### What you are asked to do
The expected result is every line of the records, printed exactly.

============

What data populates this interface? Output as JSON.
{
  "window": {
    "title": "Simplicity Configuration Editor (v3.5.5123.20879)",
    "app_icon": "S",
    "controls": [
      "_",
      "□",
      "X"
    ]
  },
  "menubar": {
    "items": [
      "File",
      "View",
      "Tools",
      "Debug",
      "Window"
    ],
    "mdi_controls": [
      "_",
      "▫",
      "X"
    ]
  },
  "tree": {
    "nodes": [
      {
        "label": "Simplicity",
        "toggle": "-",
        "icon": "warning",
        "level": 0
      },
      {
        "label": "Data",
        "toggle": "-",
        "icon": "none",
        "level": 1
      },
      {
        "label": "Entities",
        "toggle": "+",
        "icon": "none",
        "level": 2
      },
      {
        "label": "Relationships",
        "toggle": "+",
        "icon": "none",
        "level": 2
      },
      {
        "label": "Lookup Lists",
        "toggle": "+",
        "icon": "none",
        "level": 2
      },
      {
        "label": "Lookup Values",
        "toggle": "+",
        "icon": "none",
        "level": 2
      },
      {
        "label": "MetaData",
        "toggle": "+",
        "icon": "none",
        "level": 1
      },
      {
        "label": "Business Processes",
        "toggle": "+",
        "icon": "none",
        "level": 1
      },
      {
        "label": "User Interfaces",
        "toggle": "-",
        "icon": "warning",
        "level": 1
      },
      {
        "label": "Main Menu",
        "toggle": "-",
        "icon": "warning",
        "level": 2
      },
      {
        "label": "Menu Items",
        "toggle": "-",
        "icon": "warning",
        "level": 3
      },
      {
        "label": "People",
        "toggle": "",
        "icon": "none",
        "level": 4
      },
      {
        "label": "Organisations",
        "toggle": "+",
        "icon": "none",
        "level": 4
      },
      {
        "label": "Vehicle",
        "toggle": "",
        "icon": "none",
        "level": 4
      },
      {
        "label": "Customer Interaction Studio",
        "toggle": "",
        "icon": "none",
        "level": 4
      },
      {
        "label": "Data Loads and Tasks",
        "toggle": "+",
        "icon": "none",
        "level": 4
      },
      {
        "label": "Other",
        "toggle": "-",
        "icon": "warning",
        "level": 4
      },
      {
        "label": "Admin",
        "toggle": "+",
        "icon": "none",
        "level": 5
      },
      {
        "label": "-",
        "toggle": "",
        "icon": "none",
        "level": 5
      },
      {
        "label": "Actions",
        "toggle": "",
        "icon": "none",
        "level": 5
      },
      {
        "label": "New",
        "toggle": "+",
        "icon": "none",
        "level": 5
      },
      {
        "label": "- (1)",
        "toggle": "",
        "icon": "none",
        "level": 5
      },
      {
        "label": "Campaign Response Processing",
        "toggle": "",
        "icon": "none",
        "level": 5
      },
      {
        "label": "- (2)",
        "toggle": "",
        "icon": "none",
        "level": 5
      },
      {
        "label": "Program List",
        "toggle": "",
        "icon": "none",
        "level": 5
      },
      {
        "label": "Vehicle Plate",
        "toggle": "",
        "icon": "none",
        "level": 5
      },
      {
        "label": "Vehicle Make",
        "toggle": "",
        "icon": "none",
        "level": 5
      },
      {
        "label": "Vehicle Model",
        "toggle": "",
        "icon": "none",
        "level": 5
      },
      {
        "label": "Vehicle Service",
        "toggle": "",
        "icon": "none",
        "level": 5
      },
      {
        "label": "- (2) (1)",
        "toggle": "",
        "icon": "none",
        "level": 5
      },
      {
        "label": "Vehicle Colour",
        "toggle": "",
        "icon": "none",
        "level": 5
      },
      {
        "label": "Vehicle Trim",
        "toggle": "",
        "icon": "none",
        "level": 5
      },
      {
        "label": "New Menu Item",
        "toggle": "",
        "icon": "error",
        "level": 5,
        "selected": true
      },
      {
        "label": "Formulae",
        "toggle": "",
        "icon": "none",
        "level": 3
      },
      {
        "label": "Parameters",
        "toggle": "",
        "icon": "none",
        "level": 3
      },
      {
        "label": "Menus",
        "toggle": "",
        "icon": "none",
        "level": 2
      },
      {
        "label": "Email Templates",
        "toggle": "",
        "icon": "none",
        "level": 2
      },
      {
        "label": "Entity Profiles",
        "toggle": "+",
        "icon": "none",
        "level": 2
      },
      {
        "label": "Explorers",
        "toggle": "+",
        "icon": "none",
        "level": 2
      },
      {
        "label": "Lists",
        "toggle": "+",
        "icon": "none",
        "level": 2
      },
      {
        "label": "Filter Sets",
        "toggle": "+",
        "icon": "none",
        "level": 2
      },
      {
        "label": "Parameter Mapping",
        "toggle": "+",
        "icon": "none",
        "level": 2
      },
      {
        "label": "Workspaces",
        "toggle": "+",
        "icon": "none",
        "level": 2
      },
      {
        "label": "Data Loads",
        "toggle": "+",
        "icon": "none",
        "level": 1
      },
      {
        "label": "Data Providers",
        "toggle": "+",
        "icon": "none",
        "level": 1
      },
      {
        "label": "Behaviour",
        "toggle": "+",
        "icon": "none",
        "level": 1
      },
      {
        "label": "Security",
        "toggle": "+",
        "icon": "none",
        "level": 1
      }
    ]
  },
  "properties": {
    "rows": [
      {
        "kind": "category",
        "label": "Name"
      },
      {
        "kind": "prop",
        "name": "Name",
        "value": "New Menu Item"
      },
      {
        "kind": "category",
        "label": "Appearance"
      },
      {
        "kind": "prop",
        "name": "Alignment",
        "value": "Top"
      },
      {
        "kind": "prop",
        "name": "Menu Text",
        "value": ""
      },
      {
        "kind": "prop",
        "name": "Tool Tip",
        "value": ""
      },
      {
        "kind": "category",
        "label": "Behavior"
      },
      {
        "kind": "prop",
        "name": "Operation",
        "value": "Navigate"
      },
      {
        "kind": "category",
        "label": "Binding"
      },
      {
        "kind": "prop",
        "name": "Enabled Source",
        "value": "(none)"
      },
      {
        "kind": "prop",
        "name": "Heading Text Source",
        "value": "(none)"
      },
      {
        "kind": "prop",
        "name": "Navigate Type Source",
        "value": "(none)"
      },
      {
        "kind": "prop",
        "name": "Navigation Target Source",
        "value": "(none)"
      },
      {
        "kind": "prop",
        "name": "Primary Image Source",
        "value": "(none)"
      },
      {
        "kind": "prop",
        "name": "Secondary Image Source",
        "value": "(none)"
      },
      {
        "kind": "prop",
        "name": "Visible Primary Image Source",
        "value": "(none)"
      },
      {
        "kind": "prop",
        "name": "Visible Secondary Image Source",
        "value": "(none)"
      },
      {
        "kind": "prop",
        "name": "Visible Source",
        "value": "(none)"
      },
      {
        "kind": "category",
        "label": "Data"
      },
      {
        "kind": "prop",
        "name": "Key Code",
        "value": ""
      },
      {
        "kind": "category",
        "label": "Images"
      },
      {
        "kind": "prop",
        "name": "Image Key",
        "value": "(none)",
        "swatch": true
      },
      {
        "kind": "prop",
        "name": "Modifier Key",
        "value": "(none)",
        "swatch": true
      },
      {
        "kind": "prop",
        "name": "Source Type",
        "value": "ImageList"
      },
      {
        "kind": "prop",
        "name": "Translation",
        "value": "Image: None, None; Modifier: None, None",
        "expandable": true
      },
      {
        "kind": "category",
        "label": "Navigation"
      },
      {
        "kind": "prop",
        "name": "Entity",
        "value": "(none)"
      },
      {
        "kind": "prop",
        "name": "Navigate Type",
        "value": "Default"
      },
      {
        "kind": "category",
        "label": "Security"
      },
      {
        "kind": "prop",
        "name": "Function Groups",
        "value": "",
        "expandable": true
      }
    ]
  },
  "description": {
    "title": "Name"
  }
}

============

### Exercise result
What data populates this interface? Output as JSON.
{
  "window": {
    "title": "Simplicity Configuration Editor (v3.5.5123.20879)",
    "app_icon": "S",
    "controls": [
      "_",
      "□",
      "X"
    ]
  },
  "menubar": {
    "items": [
      "File",
      "View",
      "Tools",
      "Debug",
      "Window"
    ],
    "mdi_controls": [
      "_",
      "▫",
      "X"
    ]
  },
  "tree": {
    "nodes": [
      {
        "label": "Simplicity",
        "toggle": "-",
        "icon": "warning",
        "level": 0
      },
      {
        "label": "Data",
        "toggle": "-",
        "icon": "none",
        "level": 1
      },
      {
        "label": "Entities",
        "toggle": "+",
        "icon": "none",
        "level": 2
      },
      {
        "label": "Relationships",
        "toggle": "+",
        "icon": "none",
        "level": 2
      },
      {
        "label": "Lookup Lists",
        "toggle": "+",
        "icon": "none",
        "level": 2
      },
      {
        "label": "Lookup Values",
        "toggle": "+",
        "icon": "none",
        "level": 2
      },
      {
        "label": "MetaData",
        "toggle": "+",
        "icon": "none",
        "level": 1
      },
      {
        "label": "Business Processes",
        "toggle": "+",
        "icon": "none",
        "level": 1
      },
      {
        "label": "User Interfaces",
        "toggle": "-",
        "icon": "warning",
        "level": 1
      },
      {
        "label": "Main Menu",
        "toggle": "-",
        "icon": "warning",
        "level": 2
      },
      {
        "label": "Menu Items",
        "toggle": "-",
        "icon": "warning",
        "level": 3
      },
      {
        "label": "People",
        "toggle": "",
        "icon": "none",
        "level": 4
      },
      {
        "label": "Organisations",
        "toggle": "+",
        "icon": "none",
        "level": 4
      },
      {
        "label": "Vehicle",
        "toggle": "",
        "icon": "none",
        "level": 4
      },
      {
        "label": "Customer Interaction Studio",
        "toggle": "",
        "icon": "none",
        "level": 4
      },
      {
        "label": "Data Loads and Tasks",
        "toggle": "+",
        "icon": "none",
        "level": 4
      },
      {
        "label": "Other",
        "toggle": "-",
        "icon": "warning",
        "level": 4
      },
      {
        "label": "Admin",
        "toggle": "+",
        "icon": "none",
        "level": 5
      },
      {
        "label": "-",
        "toggle": "",
        "icon": "none",
        "level": 5
      },
      {
        "label": "Actions",
        "toggle": "",
        "icon": "none",
        "level": 5
      },
      {
        "label": "New",
        "toggle": "+",
        "icon": "none",
        "level": 5
      },
      {
        "label": "- (1)",
        "toggle": "",
        "icon": "none",
        "level": 5
      },
      {
        "label": "Campaign Response Processing",
        "toggle": "",
        "icon": "none",
        "level": 5
      },
      {
        "label": "- (2)",
        "toggle": "",
        "icon": "none",
        "level": 5
      },
      {
        "label": "Program List",
        "toggle": "",
        "icon": "none",
        "level": 5
      },
      {
        "label": "Vehicle Plate",
        "toggle": "",
        "icon": "none",
        "level": 5
      },
      {
        "label": "Vehicle Make",
        "toggle": "",
        "icon": "none",
        "level": 5
      },
      {
        "label": "Vehicle Model",
        "toggle": "",
        "icon": "none",
        "level": 5
      },
      {
        "label": "Vehicle Service",
        "toggle": "",
        "icon": "none",
        "level": 5
      },
      {
        "label": "- (2) (1)",
        "toggle": "",
        "icon": "none",
        "level": 5
      },
      {
        "label": "Vehicle Colour",
        "toggle": "",
        "icon": "none",
        "level": 5
      },
      {
        "label": "Vehicle Trim",
        "toggle": "",
        "icon": "none",
        "level": 5
      },
      {
        "label": "New Menu Item",
        "toggle": "",
        "icon": "error",
        "level": 5,
        "selected": true
      },
      {
        "label": "Formulae",
        "toggle": "",
        "icon": "none",
        "level": 3
      },
      {
        "label": "Parameters",
        "toggle": "",
        "icon": "none",
        "level": 3
      },
      {
        "label": "Menus",
        "toggle": "",
        "icon": "none",
        "level": 2
      },
      {
        "label": "Email Templates",
        "toggle": "",
        "icon": "none",
        "level": 2
      },
      {
        "label": "Entity Profiles",
        "toggle": "+",
        "icon": "none",
        "level": 2
      },
      {
        "label": "Explorers",
        "toggle": "+",
        "icon": "none",
        "level": 2
      },
      {
        "label": "Lists",
        "toggle": "+",
        "icon": "none",
        "level": 2
      },
      {
        "label": "Filter Sets",
        "toggle": "+",
        "icon": "none",
        "level": 2
      },
      {
        "label": "Parameter Mapping",
        "toggle": "+",
        "icon": "none",
        "level": 2
      },
      {
        "label": "Workspaces",
        "toggle": "+",
        "icon": "none",
        "level": 2
      },
      {
        "label": "Data Loads",
        "toggle": "+",
        "icon": "none",
        "level": 1
      },
      {
        "label": "Data Providers",
        "toggle": "+",
        "icon": "none",
        "level": 1
      },
      {
        "label": "Behaviour",
        "toggle": "+",
        "icon": "none",
        "level": 1
      },
      {
        "label": "Security",
        "toggle": "+",
        "icon": "none",
        "level": 1
      }
    ]
  },
  "properties": {
    "rows": [
      {
        "kind": "category",
        "label": "Name"
      },
      {
        "kind": "prop",
        "name": "Name",
        "value": "New Menu Item"
      },
      {
        "kind": "category",
        "label": "Appearance"
      },
      {
        "kind": "prop",
        "name": "Alignment",
        "value": "Top"
      },
      {
        "kind": "prop",
        "name": "Menu Text",
        "value": ""
      },
      {
        "kind": "prop",
        "name": "Tool Tip",
        "value": ""
      },
      {
        "kind": "category",
        "label": "Behavior"
      },
      {
        "kind": "prop",
        "name": "Operation",
        "value": "Navigate"
      },
      {
        "kind": "category",
        "label": "Binding"
      },
      {
        "kind": "prop",
        "name": "Enabled Source",
        "value": "(none)"
      },
      {
        "kind": "prop",
        "name": "Heading Text Source",
        "value": "(none)"
      },
      {
        "kind": "prop",
        "name": "Navigate Type Source",
        "value": "(none)"
      },
      {
        "kind": "prop",
        "name": "Navigation Target Source",
        "value": "(none)"
      },
      {
        "kind": "prop",
        "name": "Primary Image Source",
        "value": "(none)"
      },
      {
        "kind": "prop",
        "name": "Secondary Image Source",
        "value": "(none)"
      },
      {
        "kind": "prop",
        "name": "Visible Primary Image Source",
        "value": "(none)"
      },
      {
        "kind": "prop",
        "name": "Visible Secondary Image Source",
        "value": "(none)"
      },
      {
        "kind": "prop",
        "name": "Visible Source",
        "value": "(none)"
      },
      {
        "kind": "category",
        "label": "Data"
      },
      {
        "kind": "prop",
        "name": "Key Code",
        "value": ""
      },
      {
        "kind": "category",
        "label": "Images"
      },
      {
        "kind": "prop",
        "name": "Image Key",
        "value": "(none)",
        "swatch": true
      },
      {
        "kind": "prop",
        "name": "Modifier Key",
        "value": "(none)",
        "swatch": true
      },
      {
        "kind": "prop",
        "name": "Source Type",
        "value": "ImageList"
      },
      {
        "kind": "prop",
        "name": "Translation",
        "value": "Image: None, None; Modifier: None, None",
        "expandable": true
      },
      {
        "kind": "category",
        "label": "Navigation"
      },
      {
        "kind": "prop",
        "name": "Entity",
        "value": "(none)"
      },
      {
        "kind": "prop",
        "name": "Navigate Type",
        "value": "Default"
      },
      {
        "kind": "category",
        "label": "Security"
      },
      {
        "kind": "prop",
        "name": "Function Groups",
        "value": "",
        "expandable": true
      }
    ]
  },
  "description": {
    "title": "Name"
  }
}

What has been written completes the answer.